“Visit a local gas station dispensing higher ethanol fuels and look for the warning label on the pump,” added Kennedy. “It’s often hidden or buried along with a mountain of promotional signage. EPA should help consumers make the right fuel choice, and efforts to weaken the Misfueling Mitigation Program, such as stripping away label elements that indicate a warning message or exclude mention of 15% ethanol altogether, only accommodate the interests of ethanol producers and harm boaters.”

Boat Trailer Steps

picture of my boat steps

    My first bass boat was a 1974 16-foot Arrowglass with a 70 horsepower Evinrude motor on it. It sat on a single axle trailer and I pulled it for the first three years with my Cutlass Supreme Convertible before buying my first van in 1977.

    With the car, I could back the boat into the water, slide across the trunk and stand on the trailer tongue to unhook he winch. As I pushed the boat back off the trailer I would hop on the front deck.

    The van was as little more difficult.  If I had to back in until the back tires were in the water I would hang on to the rain gutter, step up on the tire then swing around to the bumper. Then I could get on the trailer tongue. I did that through three different vans until I got a pickup.

    With the pickup I often have to climb into the bed, step over the tailgate onto the bumper then onto the trailer tongue.  It has gotten harder and harder to do this then crawl rather than hop up onto the boat deck as the boat slides off the trailer.

    My current Skeeter came with a flat tool boat on the trailer tongue, about 18 inches square and a great place to stand while unhooking the winch. It had one step to the side of the front of the trailer by the boat and that made it a lot easier to get in and out of the front of the boat.

    Recently, boat manufacturers have been putting steps on their trailers. Some have three or four steps, and some have a pole to hang onto beside them. I wanted a set like that but the ones I priced were just too high, many over $400 and that did not include shipping or installation.

    A month or so ago at a tournament at West Point, Donald Wells gave me some business cards for James Hewitt and his Boat Steps. James lives in LaGrange and will come to the boat ramp and install the steps he makes for $250, a great price.  Two guys in the Sportsman Club had him install steps on their boats last month. They were very pleased so last week I called James and he met me after the Flint River tournament weigh-in last Sunday and put steps on my boat trailer in just a few minutes.

    The three steps and pole allow me to hold on and ease up and onto the front deck without much trouble.  I have seen a 300-pound guy use the steps and they flexed very little. The steps are well made, welded and heavy steel. 
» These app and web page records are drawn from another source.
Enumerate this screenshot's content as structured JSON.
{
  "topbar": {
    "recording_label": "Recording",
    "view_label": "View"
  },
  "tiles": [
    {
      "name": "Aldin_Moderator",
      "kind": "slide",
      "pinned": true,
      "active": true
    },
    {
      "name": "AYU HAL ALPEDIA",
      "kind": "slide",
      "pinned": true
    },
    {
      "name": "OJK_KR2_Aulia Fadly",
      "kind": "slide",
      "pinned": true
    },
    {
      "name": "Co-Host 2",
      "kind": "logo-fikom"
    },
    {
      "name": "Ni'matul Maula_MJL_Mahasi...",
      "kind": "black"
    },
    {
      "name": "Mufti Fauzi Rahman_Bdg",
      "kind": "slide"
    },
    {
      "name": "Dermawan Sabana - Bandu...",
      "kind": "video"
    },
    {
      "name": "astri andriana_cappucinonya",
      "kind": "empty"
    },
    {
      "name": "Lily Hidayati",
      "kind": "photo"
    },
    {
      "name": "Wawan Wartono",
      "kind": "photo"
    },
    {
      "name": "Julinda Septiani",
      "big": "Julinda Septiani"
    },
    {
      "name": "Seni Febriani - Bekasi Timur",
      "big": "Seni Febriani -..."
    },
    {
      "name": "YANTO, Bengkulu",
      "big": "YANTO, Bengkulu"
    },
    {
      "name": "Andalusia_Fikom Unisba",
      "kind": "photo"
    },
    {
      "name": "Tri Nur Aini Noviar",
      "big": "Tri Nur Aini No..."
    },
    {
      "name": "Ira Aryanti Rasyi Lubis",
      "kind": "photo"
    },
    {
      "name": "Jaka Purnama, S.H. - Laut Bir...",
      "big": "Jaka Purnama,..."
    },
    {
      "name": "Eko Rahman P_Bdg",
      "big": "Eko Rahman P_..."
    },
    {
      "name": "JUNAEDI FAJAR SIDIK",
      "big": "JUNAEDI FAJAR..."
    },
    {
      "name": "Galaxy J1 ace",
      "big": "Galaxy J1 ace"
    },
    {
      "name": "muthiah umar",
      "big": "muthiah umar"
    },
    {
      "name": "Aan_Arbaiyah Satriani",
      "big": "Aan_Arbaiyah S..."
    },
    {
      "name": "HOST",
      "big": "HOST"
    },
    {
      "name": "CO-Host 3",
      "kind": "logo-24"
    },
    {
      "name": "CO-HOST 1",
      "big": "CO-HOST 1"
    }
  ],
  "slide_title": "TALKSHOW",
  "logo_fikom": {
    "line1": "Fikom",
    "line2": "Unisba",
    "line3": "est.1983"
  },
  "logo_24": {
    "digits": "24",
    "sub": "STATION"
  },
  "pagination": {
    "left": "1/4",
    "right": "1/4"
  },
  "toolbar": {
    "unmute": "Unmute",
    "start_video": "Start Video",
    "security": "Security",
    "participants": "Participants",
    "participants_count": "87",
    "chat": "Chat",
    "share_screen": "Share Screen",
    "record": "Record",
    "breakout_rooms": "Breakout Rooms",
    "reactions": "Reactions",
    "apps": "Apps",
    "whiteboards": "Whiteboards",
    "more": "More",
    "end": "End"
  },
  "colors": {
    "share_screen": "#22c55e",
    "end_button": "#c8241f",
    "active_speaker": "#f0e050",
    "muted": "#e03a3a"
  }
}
    If you are interested in steps for your boat you can contact James at 706-668-3459 cell or 770-854-8713 home.  I put a picture of his steps installed on my boat on my website at